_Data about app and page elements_
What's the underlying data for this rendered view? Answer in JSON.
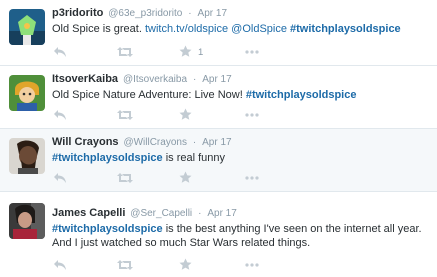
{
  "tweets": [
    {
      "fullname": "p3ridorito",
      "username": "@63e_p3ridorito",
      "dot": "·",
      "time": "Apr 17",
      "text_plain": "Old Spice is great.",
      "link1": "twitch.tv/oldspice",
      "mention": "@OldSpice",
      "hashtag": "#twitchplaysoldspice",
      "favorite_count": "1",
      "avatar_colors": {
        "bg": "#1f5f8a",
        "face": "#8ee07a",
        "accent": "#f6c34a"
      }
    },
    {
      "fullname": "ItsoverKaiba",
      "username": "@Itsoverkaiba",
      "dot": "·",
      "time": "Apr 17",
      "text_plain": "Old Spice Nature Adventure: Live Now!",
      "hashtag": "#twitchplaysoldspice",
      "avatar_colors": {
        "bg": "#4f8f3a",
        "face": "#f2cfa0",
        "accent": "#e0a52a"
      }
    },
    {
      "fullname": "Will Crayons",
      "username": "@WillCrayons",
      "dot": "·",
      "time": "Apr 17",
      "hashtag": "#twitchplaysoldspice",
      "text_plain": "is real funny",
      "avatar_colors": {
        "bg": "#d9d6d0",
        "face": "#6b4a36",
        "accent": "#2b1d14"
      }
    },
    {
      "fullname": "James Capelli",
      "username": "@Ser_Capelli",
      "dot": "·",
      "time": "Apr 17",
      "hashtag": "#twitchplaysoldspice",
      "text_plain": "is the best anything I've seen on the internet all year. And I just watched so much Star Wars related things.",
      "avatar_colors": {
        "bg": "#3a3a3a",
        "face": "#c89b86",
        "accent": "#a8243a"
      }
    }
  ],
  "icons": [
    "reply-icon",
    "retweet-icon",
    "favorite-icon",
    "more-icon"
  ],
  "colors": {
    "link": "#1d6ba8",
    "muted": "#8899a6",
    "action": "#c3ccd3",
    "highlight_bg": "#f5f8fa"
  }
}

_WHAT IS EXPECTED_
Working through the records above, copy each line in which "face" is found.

_RESPONSE BELOW_
        "face": "#8ee07a",
        "face": "#f2cfa0",
        "face": "#6b4a36",
        "face": "#c89b86",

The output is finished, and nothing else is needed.